*INSTRUCTIONS TO FOLLOW*. Please copy each line of the records below that holds the word "Figure".

*DATA EXTRACT*.
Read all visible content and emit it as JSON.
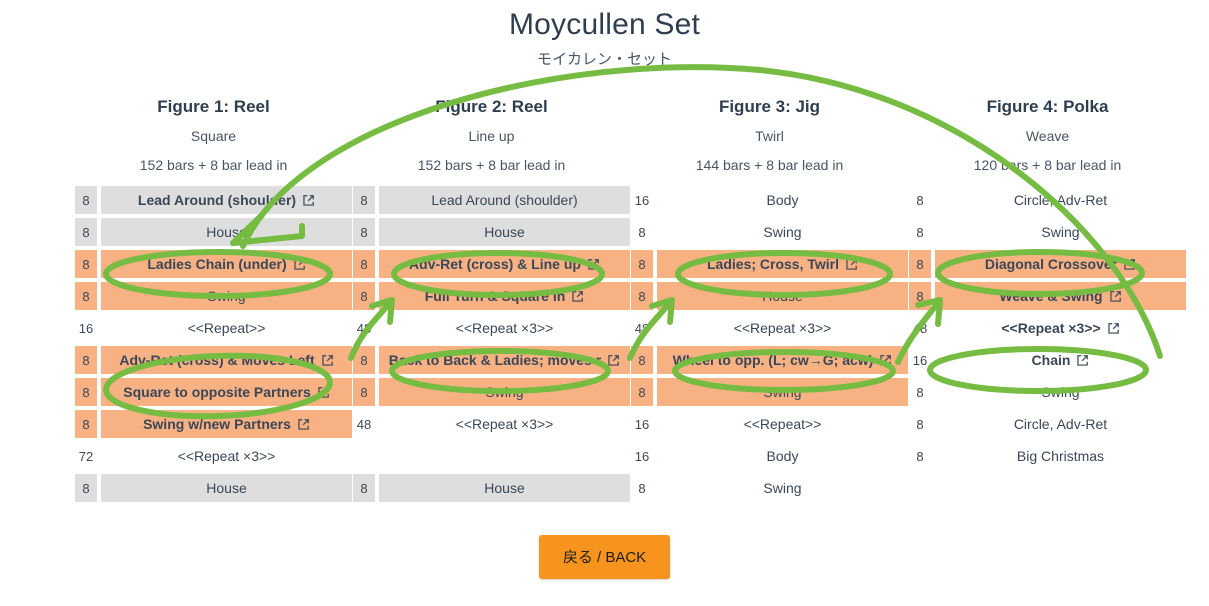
{
  "header": {
    "title": "Moycullen Set",
    "subtitle": "モイカレン・セット"
  },
  "colors": {
    "green": "#76bc43",
    "orange_row": "#f8b183",
    "grey_row": "#dedede",
    "button_orange": "#f7941e",
    "text": "#3b4756"
  },
  "columns": [
    {
      "head": "Figure 1: Reel",
      "sub": "Square",
      "bars": "152 bars + 8 bar lead in",
      "rows": [
        {
          "num": "8",
          "label": "Lead Around (shoulder)",
          "style": "grey",
          "bold": true,
          "link": true
        },
        {
          "num": "8",
          "label": "House",
          "style": "grey",
          "bold": false,
          "link": false
        },
        {
          "num": "8",
          "label": "Ladies Chain (under)",
          "style": "orange",
          "bold": true,
          "link": true
        },
        {
          "num": "8",
          "label": "Swing",
          "style": "orange",
          "bold": false,
          "link": false
        },
        {
          "num": "16",
          "label": "<<Repeat>>",
          "style": "plain",
          "bold": false,
          "link": false
        },
        {
          "num": "8",
          "label": "Adv-Ret (cross) & Moves Left",
          "style": "orange",
          "bold": true,
          "link": true
        },
        {
          "num": "8",
          "label": "Square to opposite Partners",
          "style": "orange",
          "bold": true,
          "link": true
        },
        {
          "num": "8",
          "label": "Swing w/new Partners",
          "style": "orange",
          "bold": true,
          "link": true
        },
        {
          "num": "72",
          "label": "<<Repeat ×3>>",
          "style": "plain",
          "bold": false,
          "link": false
        },
        {
          "num": "8",
          "label": "House",
          "style": "grey",
          "bold": false,
          "link": false
        }
      ]
    },
    {
      "head": "Figure 2: Reel",
      "sub": "Line up",
      "bars": "152 bars + 8 bar lead in",
      "rows": [
        {
          "num": "8",
          "label": "Lead Around (shoulder)",
          "style": "grey",
          "bold": false,
          "link": false
        },
        {
          "num": "8",
          "label": "House",
          "style": "grey",
          "bold": false,
          "link": false
        },
        {
          "num": "8",
          "label": "Adv-Ret (cross) & Line up",
          "style": "orange",
          "bold": true,
          "link": true
        },
        {
          "num": "8",
          "label": "Full Turn & Square In",
          "style": "orange",
          "bold": true,
          "link": true
        },
        {
          "num": "48",
          "label": "<<Repeat ×3>>",
          "style": "plain",
          "bold": false,
          "link": false
        },
        {
          "num": "8",
          "label": "Back to Back & Ladies; moves r",
          "style": "orange",
          "bold": true,
          "link": true
        },
        {
          "num": "8",
          "label": "Swing",
          "style": "orange",
          "bold": false,
          "link": false
        },
        {
          "num": "48",
          "label": "<<Repeat ×3>>",
          "style": "plain",
          "bold": false,
          "link": false
        },
        {
          "num": "",
          "label": "",
          "style": "empty",
          "bold": false,
          "link": false
        },
        {
          "num": "8",
          "label": "House",
          "style": "grey",
          "bold": false,
          "link": false
        }
      ]
    },
    {
      "head": "Figure 3: Jig",
      "sub": "Twirl",
      "bars": "144 bars + 8 bar lead in",
      "rows": [
        {
          "num": "16",
          "label": "Body",
          "style": "plain",
          "bold": false,
          "link": false
        },
        {
          "num": "8",
          "label": "Swing",
          "style": "plain",
          "bold": false,
          "link": false
        },
        {
          "num": "8",
          "label": "Ladies; Cross, Twirl",
          "style": "orange",
          "bold": true,
          "link": true
        },
        {
          "num": "8",
          "label": "House",
          "style": "orange",
          "bold": false,
          "link": false
        },
        {
          "num": "48",
          "label": "<<Repeat ×3>>",
          "style": "plain",
          "bold": false,
          "link": false
        },
        {
          "num": "8",
          "label": "Wheel to opp. (L; cw→G; acw)",
          "style": "orange",
          "bold": true,
          "link": true
        },
        {
          "num": "8",
          "label": "Swing",
          "style": "orange",
          "bold": false,
          "link": false
        },
        {
          "num": "16",
          "label": "<<Repeat>>",
          "style": "plain",
          "bold": false,
          "link": false
        },
        {
          "num": "16",
          "label": "Body",
          "style": "plain",
          "bold": false,
          "link": false
        },
        {
          "num": "8",
          "label": "Swing",
          "style": "plain",
          "bold": false,
          "link": false
        }
      ]
    },
    {
      "head": "Figure 4: Polka",
      "sub": "Weave",
      "bars": "120 bars + 8 bar lead in",
      "rows": [
        {
          "num": "8",
          "label": "Circle, Adv-Ret",
          "style": "plain",
          "bold": false,
          "link": false
        },
        {
          "num": "8",
          "label": "Swing",
          "style": "plain",
          "bold": false,
          "link": false
        },
        {
          "num": "8",
          "label": "Diagonal Crossover",
          "style": "orange",
          "bold": true,
          "link": true
        },
        {
          "num": "8",
          "label": "Weave & Swing",
          "style": "orange",
          "bold": true,
          "link": true
        },
        {
          "num": "48",
          "label": "<<Repeat ×3>>",
          "style": "plain",
          "bold": true,
          "link": true
        },
        {
          "num": "16",
          "label": "Chain",
          "style": "plain",
          "bold": true,
          "link": true
        },
        {
          "num": "8",
          "label": "Swing",
          "style": "plain",
          "bold": false,
          "link": false
        },
        {
          "num": "8",
          "label": "Circle, Adv-Ret",
          "style": "plain",
          "bold": false,
          "link": false
        },
        {
          "num": "8",
          "label": "Big Christmas",
          "style": "plain",
          "bold": false,
          "link": false
        }
      ]
    }
  ],
  "footer": {
    "back_label": "戻る / BACK"
  },
  "annotations": {
    "ellipse_count": 9,
    "arrow_count": 4,
    "ink_color": "#76bc43"
  }
}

*ANSWER TO THE PROBLEM*.
      "head": "Figure 1: Reel",
      "head": "Figure 2: Reel",
      "head": "Figure 3: Jig",
      "head": "Figure 4: Polka",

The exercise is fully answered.